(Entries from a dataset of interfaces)
· · ·

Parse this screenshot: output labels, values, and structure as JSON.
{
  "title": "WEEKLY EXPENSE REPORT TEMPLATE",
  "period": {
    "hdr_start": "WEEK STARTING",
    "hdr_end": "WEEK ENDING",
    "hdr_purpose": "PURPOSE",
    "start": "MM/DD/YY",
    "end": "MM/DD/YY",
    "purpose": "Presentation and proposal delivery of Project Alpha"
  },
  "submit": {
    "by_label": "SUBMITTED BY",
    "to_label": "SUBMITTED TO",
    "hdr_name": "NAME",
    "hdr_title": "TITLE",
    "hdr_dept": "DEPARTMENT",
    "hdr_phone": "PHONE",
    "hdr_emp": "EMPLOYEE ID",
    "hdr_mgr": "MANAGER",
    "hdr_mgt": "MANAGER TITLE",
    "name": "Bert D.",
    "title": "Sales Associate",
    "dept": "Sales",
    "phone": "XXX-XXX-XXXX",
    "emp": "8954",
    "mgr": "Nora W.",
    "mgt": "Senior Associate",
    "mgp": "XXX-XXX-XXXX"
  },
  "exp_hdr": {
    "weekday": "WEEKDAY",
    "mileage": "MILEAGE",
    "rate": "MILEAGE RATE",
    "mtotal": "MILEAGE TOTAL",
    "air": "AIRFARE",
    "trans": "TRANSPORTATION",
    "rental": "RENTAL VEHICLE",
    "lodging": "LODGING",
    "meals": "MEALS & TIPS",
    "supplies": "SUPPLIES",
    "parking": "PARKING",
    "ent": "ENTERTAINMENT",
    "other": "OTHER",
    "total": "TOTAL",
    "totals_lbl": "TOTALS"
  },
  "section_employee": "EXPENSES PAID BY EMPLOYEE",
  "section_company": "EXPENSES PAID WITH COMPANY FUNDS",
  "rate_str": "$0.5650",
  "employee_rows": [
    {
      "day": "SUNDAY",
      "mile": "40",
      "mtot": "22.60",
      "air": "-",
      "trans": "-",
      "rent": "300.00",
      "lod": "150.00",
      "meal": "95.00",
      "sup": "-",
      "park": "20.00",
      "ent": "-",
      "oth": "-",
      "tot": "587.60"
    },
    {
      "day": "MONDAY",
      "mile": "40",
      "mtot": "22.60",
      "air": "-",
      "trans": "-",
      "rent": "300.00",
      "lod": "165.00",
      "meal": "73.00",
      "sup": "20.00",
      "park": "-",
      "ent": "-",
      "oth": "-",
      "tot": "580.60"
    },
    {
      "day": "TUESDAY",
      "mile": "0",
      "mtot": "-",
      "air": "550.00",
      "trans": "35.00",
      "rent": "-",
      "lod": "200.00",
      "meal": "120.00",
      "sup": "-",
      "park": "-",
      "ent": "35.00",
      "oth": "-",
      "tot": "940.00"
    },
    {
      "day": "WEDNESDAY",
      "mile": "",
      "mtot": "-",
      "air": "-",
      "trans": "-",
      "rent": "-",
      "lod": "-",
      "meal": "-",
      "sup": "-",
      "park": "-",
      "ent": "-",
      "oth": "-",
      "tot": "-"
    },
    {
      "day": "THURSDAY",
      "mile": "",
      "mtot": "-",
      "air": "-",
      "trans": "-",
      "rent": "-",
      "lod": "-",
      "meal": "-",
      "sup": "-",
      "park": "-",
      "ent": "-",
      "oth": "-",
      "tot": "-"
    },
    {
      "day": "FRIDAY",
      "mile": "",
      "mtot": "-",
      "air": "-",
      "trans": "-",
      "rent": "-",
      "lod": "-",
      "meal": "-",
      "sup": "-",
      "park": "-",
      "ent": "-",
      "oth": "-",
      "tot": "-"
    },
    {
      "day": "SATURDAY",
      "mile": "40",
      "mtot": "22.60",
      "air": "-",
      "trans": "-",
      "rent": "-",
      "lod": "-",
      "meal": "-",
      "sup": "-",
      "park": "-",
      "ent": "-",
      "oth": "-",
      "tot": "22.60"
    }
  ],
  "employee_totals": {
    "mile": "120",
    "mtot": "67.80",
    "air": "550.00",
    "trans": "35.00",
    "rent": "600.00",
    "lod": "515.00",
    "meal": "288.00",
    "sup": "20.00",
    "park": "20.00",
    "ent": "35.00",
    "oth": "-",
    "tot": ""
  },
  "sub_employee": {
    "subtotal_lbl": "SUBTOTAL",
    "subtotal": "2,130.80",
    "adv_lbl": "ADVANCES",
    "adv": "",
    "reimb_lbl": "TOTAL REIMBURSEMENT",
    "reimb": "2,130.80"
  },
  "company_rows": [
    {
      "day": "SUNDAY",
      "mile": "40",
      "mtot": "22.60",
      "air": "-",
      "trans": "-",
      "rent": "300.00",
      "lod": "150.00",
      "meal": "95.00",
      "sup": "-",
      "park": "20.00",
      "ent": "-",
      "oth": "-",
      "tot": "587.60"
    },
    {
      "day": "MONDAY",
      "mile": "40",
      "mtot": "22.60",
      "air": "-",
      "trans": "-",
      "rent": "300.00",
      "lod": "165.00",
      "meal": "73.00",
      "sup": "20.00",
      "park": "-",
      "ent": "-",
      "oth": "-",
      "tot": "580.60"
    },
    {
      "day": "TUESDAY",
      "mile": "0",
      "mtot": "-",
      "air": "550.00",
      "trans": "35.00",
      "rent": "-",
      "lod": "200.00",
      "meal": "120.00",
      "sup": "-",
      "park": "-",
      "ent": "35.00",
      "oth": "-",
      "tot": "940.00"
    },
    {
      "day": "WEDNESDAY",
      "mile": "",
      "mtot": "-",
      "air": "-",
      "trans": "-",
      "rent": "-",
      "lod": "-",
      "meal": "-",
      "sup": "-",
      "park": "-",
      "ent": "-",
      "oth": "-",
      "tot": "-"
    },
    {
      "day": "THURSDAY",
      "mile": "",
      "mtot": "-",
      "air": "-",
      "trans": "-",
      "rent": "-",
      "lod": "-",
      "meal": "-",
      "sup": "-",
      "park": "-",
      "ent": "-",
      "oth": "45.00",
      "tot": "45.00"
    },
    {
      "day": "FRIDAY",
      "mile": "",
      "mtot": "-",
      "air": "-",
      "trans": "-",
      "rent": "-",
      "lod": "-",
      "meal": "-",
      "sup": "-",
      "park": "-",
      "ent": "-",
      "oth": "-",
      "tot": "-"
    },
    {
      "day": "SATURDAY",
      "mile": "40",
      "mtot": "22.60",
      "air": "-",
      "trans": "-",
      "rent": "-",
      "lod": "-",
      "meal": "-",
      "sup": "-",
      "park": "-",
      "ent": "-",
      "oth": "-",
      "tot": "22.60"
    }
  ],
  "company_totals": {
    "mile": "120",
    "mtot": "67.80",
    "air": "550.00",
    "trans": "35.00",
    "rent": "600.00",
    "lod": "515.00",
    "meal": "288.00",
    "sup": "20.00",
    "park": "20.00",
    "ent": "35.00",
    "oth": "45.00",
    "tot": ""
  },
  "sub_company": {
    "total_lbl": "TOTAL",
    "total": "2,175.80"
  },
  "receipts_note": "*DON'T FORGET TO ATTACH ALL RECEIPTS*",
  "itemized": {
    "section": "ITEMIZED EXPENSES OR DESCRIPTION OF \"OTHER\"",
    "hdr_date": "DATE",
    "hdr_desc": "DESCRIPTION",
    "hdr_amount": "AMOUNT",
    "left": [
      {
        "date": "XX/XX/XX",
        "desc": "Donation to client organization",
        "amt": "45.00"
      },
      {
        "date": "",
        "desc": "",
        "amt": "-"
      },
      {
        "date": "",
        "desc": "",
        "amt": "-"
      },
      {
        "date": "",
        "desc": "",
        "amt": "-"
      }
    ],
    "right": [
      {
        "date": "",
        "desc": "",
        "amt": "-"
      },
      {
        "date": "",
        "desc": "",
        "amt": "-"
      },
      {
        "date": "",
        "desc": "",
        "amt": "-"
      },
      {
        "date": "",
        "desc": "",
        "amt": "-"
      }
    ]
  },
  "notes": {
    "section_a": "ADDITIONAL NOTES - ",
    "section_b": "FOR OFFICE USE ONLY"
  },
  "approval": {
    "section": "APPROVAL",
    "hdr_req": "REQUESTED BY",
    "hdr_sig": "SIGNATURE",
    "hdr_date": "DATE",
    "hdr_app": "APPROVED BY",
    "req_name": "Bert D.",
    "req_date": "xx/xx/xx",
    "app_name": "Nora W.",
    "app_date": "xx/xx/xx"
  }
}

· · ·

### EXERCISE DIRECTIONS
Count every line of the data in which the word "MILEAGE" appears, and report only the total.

### PROBLEM SOLUTION
3